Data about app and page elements
╭──

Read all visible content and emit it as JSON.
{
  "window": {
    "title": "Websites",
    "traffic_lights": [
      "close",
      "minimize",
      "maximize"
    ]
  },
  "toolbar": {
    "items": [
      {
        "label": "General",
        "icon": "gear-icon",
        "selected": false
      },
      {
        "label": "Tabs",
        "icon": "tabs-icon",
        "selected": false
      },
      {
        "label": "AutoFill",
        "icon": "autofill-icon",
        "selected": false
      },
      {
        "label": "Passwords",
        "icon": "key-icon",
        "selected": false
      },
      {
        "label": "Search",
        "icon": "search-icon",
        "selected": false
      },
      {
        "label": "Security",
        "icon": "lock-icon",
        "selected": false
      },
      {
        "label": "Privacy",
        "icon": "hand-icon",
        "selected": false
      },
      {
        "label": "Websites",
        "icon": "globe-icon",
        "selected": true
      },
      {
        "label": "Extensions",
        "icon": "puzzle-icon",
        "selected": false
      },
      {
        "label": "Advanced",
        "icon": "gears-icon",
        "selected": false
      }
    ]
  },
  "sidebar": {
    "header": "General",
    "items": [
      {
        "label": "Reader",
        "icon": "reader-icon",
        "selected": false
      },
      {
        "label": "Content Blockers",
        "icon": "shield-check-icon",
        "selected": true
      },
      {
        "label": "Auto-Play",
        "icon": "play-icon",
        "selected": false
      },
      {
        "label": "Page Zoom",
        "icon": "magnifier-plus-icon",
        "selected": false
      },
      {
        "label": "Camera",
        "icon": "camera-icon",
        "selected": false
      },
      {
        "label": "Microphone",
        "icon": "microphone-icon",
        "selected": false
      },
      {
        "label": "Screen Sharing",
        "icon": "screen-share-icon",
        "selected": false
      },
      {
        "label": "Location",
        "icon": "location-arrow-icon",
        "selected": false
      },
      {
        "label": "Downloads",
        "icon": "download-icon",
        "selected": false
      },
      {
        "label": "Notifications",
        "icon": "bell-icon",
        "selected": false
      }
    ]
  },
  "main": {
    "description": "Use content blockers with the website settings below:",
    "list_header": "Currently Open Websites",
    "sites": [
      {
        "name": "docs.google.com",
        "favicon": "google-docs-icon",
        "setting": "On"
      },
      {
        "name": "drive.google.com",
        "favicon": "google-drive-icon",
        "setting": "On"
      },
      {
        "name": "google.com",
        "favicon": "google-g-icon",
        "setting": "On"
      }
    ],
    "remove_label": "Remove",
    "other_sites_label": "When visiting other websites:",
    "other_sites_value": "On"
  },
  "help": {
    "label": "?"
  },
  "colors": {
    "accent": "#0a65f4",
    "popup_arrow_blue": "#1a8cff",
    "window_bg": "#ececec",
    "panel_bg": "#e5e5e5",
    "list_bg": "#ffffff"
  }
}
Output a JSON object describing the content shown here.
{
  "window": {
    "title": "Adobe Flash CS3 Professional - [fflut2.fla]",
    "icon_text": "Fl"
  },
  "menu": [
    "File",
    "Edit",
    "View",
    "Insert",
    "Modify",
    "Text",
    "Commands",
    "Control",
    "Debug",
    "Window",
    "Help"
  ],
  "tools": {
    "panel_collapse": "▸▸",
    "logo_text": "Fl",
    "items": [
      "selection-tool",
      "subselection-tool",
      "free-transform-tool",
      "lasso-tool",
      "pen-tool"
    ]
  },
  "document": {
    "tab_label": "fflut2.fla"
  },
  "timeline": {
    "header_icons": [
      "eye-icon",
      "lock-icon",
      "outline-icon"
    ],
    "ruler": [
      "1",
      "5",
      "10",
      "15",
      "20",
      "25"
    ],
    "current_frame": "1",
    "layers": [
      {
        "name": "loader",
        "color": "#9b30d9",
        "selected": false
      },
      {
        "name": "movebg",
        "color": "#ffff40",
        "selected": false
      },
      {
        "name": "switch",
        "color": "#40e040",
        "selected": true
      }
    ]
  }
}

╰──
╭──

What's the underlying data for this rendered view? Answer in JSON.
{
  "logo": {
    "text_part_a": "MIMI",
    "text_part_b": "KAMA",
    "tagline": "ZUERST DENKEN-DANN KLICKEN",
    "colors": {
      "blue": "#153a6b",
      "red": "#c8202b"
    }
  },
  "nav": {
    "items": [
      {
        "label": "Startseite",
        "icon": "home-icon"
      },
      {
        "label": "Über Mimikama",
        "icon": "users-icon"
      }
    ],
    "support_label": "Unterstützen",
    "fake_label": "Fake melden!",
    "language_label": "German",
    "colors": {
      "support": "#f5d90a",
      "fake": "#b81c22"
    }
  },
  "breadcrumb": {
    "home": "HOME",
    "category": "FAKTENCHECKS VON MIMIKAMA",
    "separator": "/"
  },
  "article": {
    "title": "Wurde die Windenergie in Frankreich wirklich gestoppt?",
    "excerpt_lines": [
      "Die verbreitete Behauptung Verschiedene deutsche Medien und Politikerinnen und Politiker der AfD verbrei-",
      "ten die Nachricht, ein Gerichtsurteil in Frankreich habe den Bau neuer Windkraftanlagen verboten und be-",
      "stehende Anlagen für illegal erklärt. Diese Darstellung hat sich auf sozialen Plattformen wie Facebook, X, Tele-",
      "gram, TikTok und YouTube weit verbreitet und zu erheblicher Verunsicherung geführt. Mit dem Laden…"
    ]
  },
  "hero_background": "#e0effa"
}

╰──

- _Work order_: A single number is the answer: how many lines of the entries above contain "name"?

- _Written response_: 6